> [Exercise description]
Copy every entry exactly.

--------------------------------

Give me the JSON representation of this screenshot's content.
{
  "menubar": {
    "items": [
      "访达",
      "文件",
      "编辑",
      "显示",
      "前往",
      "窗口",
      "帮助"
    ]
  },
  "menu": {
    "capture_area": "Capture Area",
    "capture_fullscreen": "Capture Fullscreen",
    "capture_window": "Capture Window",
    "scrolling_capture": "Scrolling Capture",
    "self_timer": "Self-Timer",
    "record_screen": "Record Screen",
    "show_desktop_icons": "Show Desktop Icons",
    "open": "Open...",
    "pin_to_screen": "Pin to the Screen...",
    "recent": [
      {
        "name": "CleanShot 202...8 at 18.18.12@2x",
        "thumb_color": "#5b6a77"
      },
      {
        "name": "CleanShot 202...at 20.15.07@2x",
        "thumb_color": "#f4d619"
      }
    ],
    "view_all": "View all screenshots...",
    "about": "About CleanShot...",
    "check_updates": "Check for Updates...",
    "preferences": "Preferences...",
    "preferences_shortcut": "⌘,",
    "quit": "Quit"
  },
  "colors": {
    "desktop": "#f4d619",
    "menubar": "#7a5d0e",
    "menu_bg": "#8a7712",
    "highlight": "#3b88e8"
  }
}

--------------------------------

> [The completed task]
Give me the JSON representation of this screenshot's content.
{
  "menubar": {
    "items": [
      "访达",
      "文件",
      "编辑",
      "显示",
      "前往",
      "窗口",
      "帮助"
    ]
  },
  "menu": {
    "capture_area": "Capture Area",
    "capture_fullscreen": "Capture Fullscreen",
    "capture_window": "Capture Window",
    "scrolling_capture": "Scrolling Capture",
    "self_timer": "Self-Timer",
    "record_screen": "Record Screen",
    "show_desktop_icons": "Show Desktop Icons",
    "open": "Open...",
    "pin_to_screen": "Pin to the Screen...",
    "recent": [
      {
        "name": "CleanShot 202...8 at 18.18.12@2x",
        "thumb_color": "#5b6a77"
      },
      {
        "name": "CleanShot 202...at 20.15.07@2x",
        "thumb_color": "#f4d619"
      }
    ],
    "view_all": "View all screenshots...",
    "about": "About CleanShot...",
    "check_updates": "Check for Updates...",
    "preferences": "Preferences...",
    "preferences_shortcut": "⌘,",
    "quit": "Quit"
  },
  "colors": {
    "desktop": "#f4d619",
    "menubar": "#7a5d0e",
    "menu_bg": "#8a7712",
    "highlight": "#3b88e8"
  }
}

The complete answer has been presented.